**Brief**
Copy the data that follows exactly. Include no pictures.

**Material provided**
▬▬▬▬▬▬▬▬▬▬

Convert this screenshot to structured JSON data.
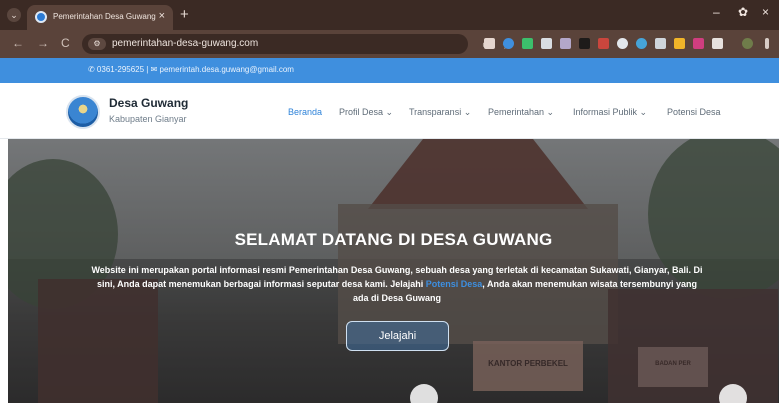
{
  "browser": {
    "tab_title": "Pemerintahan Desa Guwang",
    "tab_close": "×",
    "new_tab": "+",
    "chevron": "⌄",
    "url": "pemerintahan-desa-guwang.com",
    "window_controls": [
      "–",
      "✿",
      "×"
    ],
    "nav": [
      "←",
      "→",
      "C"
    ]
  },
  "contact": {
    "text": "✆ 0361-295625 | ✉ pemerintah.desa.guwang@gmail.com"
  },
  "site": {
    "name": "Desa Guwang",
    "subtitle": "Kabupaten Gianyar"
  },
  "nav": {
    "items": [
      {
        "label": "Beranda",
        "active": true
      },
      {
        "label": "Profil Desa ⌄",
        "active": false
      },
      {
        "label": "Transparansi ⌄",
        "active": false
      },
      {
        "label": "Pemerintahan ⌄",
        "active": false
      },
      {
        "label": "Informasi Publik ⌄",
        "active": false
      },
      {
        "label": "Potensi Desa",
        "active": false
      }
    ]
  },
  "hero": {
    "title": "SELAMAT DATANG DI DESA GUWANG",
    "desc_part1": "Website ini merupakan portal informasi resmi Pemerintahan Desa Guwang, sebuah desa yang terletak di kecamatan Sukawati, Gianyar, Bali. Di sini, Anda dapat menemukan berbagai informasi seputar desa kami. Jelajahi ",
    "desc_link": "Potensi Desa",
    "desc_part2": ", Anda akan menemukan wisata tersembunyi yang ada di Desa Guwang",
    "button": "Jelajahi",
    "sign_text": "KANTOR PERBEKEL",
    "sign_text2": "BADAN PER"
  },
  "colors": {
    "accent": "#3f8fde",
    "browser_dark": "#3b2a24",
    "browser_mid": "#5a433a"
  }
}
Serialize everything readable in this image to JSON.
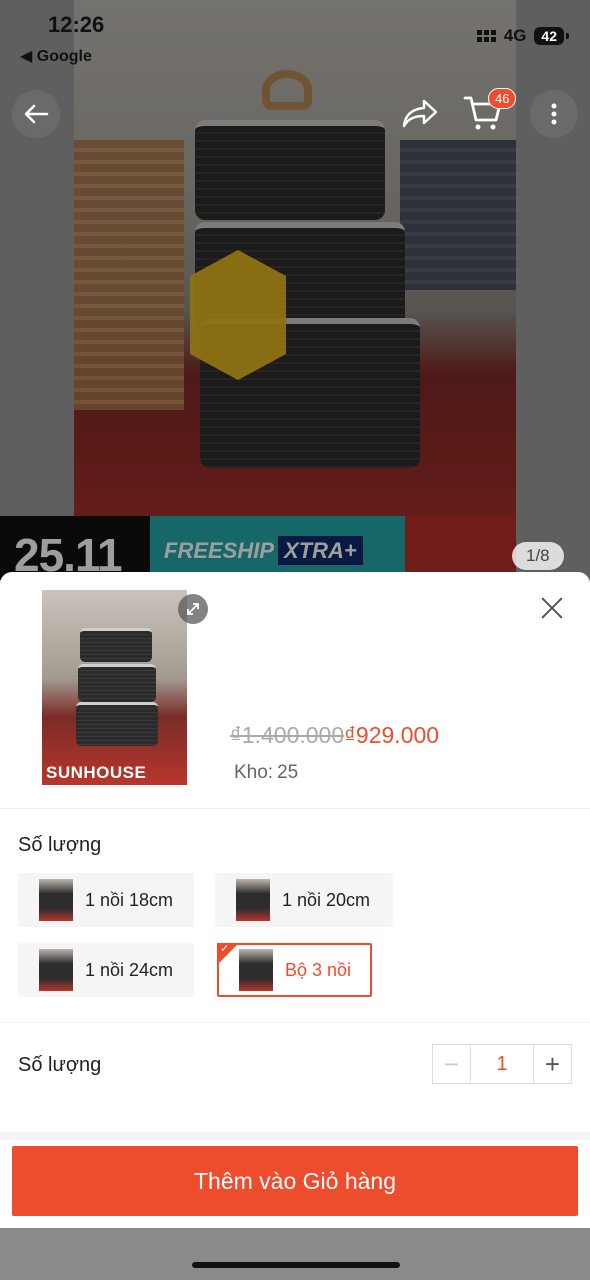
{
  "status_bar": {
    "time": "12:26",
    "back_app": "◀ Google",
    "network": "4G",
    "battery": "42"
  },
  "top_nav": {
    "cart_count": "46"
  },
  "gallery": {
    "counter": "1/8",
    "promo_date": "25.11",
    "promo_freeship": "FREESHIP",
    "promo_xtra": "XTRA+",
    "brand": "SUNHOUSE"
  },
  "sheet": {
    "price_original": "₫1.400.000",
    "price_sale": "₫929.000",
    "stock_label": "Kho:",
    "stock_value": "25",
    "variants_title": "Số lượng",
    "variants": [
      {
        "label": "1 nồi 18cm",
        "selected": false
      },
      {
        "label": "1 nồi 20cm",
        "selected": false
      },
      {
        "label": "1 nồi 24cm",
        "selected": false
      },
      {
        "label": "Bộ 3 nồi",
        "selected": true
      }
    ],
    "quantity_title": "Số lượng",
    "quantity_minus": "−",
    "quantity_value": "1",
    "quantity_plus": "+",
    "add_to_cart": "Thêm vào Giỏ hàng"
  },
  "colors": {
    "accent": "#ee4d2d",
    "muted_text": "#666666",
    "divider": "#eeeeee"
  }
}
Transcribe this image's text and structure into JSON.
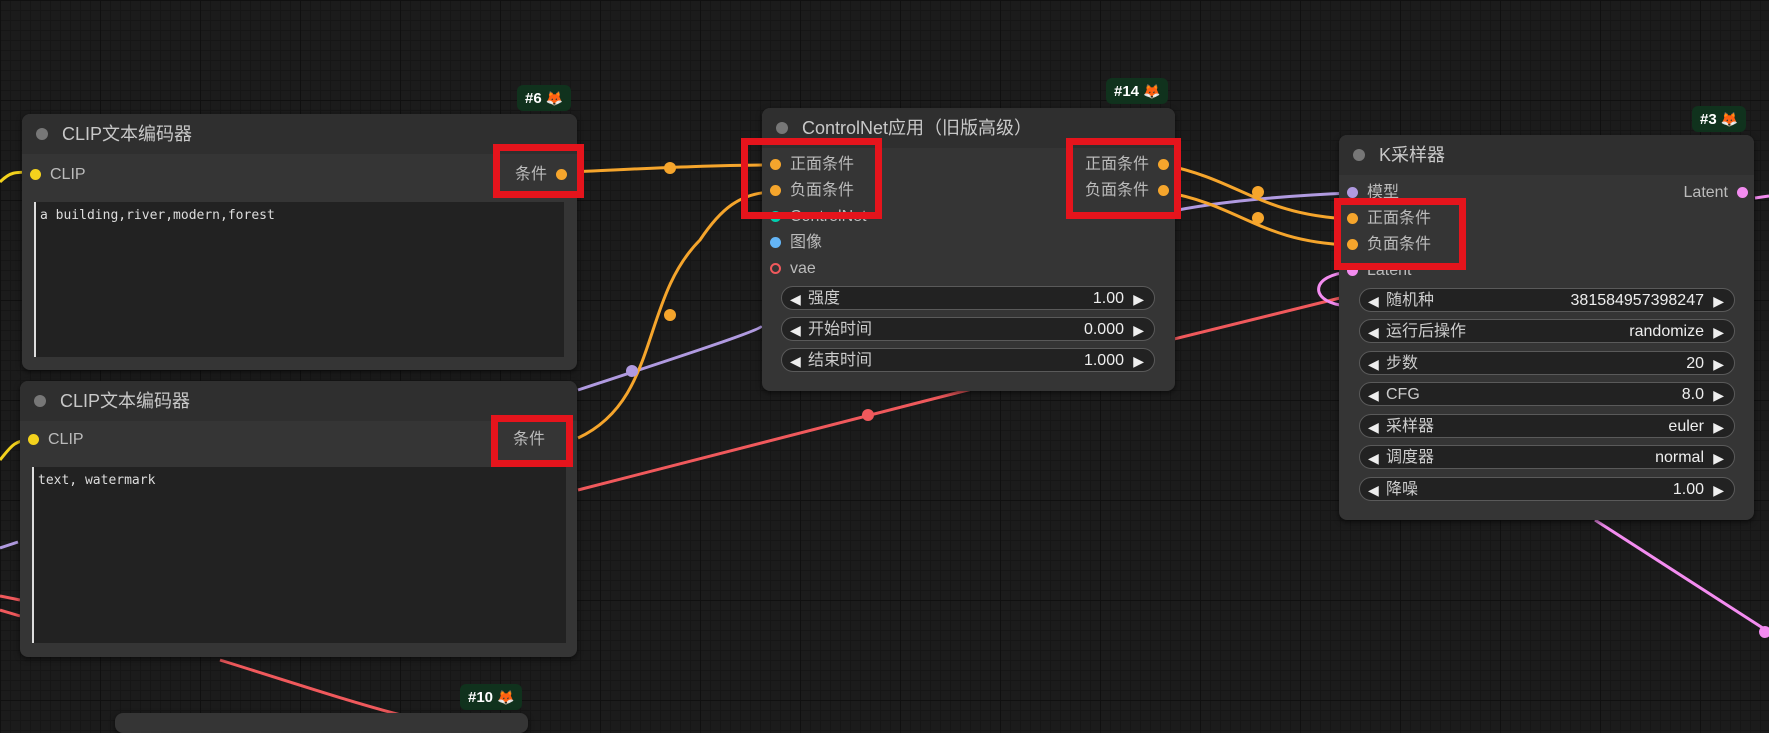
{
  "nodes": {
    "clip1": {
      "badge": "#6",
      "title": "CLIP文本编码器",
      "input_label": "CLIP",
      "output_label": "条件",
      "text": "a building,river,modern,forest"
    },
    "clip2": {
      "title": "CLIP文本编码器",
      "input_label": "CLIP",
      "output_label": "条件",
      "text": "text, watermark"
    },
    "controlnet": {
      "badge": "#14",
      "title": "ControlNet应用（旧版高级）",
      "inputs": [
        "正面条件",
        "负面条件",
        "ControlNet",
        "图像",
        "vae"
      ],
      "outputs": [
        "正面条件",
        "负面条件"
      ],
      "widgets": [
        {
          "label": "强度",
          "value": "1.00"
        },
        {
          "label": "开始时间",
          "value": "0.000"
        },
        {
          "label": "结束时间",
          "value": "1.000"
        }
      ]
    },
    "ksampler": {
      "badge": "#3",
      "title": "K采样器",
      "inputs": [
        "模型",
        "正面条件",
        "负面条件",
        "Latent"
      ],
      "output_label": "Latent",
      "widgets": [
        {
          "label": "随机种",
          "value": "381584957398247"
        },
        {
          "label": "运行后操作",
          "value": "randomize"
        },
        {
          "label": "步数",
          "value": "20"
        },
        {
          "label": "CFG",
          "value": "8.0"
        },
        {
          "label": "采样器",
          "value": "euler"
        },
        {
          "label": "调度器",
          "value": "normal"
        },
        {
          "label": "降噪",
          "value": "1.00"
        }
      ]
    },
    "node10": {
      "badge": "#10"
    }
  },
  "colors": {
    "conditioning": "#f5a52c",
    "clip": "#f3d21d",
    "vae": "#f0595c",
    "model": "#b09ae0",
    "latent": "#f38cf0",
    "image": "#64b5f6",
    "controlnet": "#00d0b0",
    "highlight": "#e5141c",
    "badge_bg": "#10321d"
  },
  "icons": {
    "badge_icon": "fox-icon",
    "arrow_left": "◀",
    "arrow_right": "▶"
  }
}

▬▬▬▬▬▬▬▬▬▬

**Solution to this problem**
Convert this screenshot to structured JSON data.
{
  "browser": {
    "tab_title": "Pemerintahan Desa Guwang",
    "tab_close": "×",
    "new_tab": "+",
    "chevron": "⌄",
    "url": "pemerintahan-desa-guwang.com",
    "window_controls": [
      "–",
      "✿",
      "×"
    ],
    "nav": [
      "←",
      "→",
      "C"
    ]
  },
  "contact": {
    "text": "✆ 0361-295625 | ✉ pemerintah.desa.guwang@gmail.com"
  },
  "site": {
    "name": "Desa Guwang",
    "subtitle": "Kabupaten Gianyar"
  },
  "nav": {
    "items": [
      {
        "label": "Beranda",
        "active": true
      },
      {
        "label": "Profil Desa ⌄",
        "active": false
      },
      {
        "label": "Transparansi ⌄",
        "active": false
      },
      {
        "label": "Pemerintahan ⌄",
        "active": false
      },
      {
        "label": "Informasi Publik ⌄",
        "active": false
      },
      {
        "label": "Potensi Desa",
        "active": false
      }
    ]
  },
  "hero": {
    "title": "SELAMAT DATANG DI DESA GUWANG",
    "desc_part1": "Website ini merupakan portal informasi resmi Pemerintahan Desa Guwang, sebuah desa yang terletak di kecamatan Sukawati, Gianyar, Bali. Di sini, Anda dapat menemukan berbagai informasi seputar desa kami. Jelajahi ",
    "desc_link": "Potensi Desa",
    "desc_part2": ", Anda akan menemukan wisata tersembunyi yang ada di Desa Guwang",
    "button": "Jelajahi",
    "sign_text": "KANTOR PERBEKEL",
    "sign_text2": "BADAN PER"
  },
  "colors": {
    "accent": "#3f8fde",
    "browser_dark": "#3b2a24",
    "browser_mid": "#5a433a"
  }
}
Serialize everything readable in this image to JSON.
{
  "status_bar": {
    "time": "12:26",
    "back_app": "◀ Google",
    "network": "4G",
    "battery": "42"
  },
  "top_nav": {
    "cart_count": "46"
  },
  "gallery": {
    "counter": "1/8",
    "promo_date": "25.11",
    "promo_freeship": "FREESHIP",
    "promo_xtra": "XTRA+",
    "brand": "SUNHOUSE"
  },
  "sheet": {
    "price_original": "₫1.400.000",
    "price_sale": "₫929.000",
    "stock_label": "Kho:",
    "stock_value": "25",
    "variants_title": "Số lượng",
    "variants": [
      {
        "label": "1 nồi 18cm",
        "selected": false
      },
      {
        "label": "1 nồi 20cm",
        "selected": false
      },
      {
        "label": "1 nồi 24cm",
        "selected": false
      },
      {
        "label": "Bộ 3 nồi",
        "selected": true
      }
    ],
    "quantity_title": "Số lượng",
    "quantity_minus": "−",
    "quantity_value": "1",
    "quantity_plus": "+",
    "add_to_cart": "Thêm vào Giỏ hàng"
  },
  "colors": {
    "accent": "#ee4d2d",
    "muted_text": "#666666",
    "divider": "#eeeeee"
  }
}
Transcribe this image's text and structure into JSON.
{
  "nodes": {
    "clip1": {
      "badge": "#6",
      "title": "CLIP文本编码器",
      "input_label": "CLIP",
      "output_label": "条件",
      "text": "a building,river,modern,forest"
    },
    "clip2": {
      "title": "CLIP文本编码器",
      "input_label": "CLIP",
      "output_label": "条件",
      "text": "text, watermark"
    },
    "controlnet": {
      "badge": "#14",
      "title": "ControlNet应用（旧版高级）",
      "inputs": [
        "正面条件",
        "负面条件",
        "ControlNet",
        "图像",
        "vae"
      ],
      "outputs": [
        "正面条件",
        "负面条件"
      ],
      "widgets": [
        {
          "label": "强度",
          "value": "1.00"
        },
        {
          "label": "开始时间",
          "value": "0.000"
        },
        {
          "label": "结束时间",
          "value": "1.000"
        }
      ]
    },
    "ksampler": {
      "badge": "#3",
      "title": "K采样器",
      "inputs": [
        "模型",
        "正面条件",
        "负面条件",
        "Latent"
      ],
      "output_label": "Latent",
      "widgets": [
        {
          "label": "随机种",
          "value": "381584957398247"
        },
        {
          "label": "运行后操作",
          "value": "randomize"
        },
        {
          "label": "步数",
          "value": "20"
        },
        {
          "label": "CFG",
          "value": "8.0"
        },
        {
          "label": "采样器",
          "value": "euler"
        },
        {
          "label": "调度器",
          "value": "normal"
        },
        {
          "label": "降噪",
          "value": "1.00"
        }
      ]
    },
    "node10": {
      "badge": "#10"
    }
  },
  "colors": {
    "conditioning": "#f5a52c",
    "clip": "#f3d21d",
    "vae": "#f0595c",
    "model": "#b09ae0",
    "latent": "#f38cf0",
    "image": "#64b5f6",
    "controlnet": "#00d0b0",
    "highlight": "#e5141c",
    "badge_bg": "#10321d"
  },
  "icons": {
    "badge_icon": "fox-icon",
    "arrow_left": "◀",
    "arrow_right": "▶"
  }
}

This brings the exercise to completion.